Stone the Bell Ringer
And it came to pass, when Paul was at Corinth, he and certain disciples came upon a mob that was stoning a bell ringer. And Paul said unto them, What then hath he done unto thee that his head should be bruised. And the people cried with one voice, “He hath rung too loud and too long and his changes lack melody. Yea, he maketh our heads to ring as if they were beaten with hammers. Behold, he standeth up high in the tower, and mighty are the bells and mighty is the noise thereof, and though there be few of us below, he nonetheless doth continue to ring, peal after peal, and we cannot hear the words that cometh out of our mouths. His rhythms vary from row to row and produce no recognizable tunes. He joineth with his cohorts and they stand in an evil circle, ringing their harsh methods and sequences. He doth confound the musical harmony of the spirit and his changes have not the sweetness of a carillon, for they confuse us mightily. Lo, he is a plague upon the faith and should be chastised.” Paul, hearing this, had himself picked up a small stone, and was about to cast it, but he set it down, and bade the bell ringer to come forward. He was a narrow man, pale of complexion, dry, flaking, thin of hair. And Paul said unto him, “Why hath thou so abused thy brethren?
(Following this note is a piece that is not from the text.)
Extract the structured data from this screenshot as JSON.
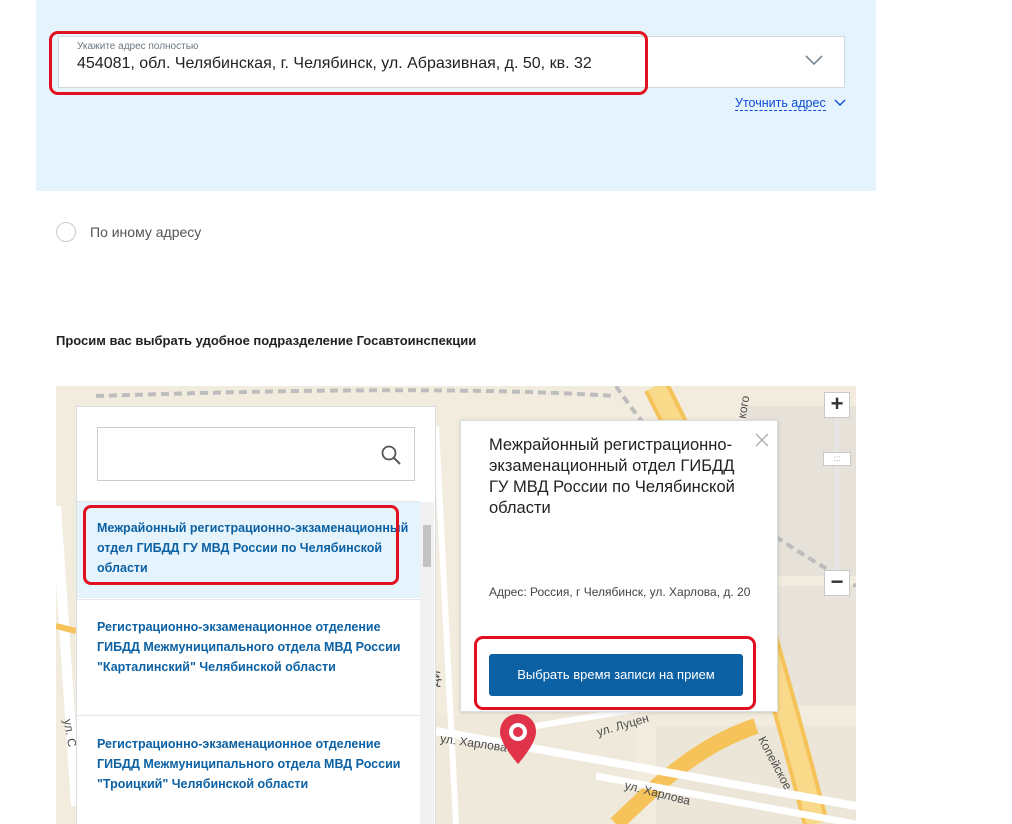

And the bell ringer replied, “They mumble their prayers, and do not lift their voices in praise, so I felt called to ring with fervor to enliven their faith.” And Paul turned round to the mob and said loudly, “Do not begrudge the bell ringer his enthusiasm, for he at least is willing to proclaim with boldness the joy that he doth possess in his heart.” And the mob did then stone both Paul and the bell ringer, who finally repented, and for forty days did play the flute in order to cleanse his spirit.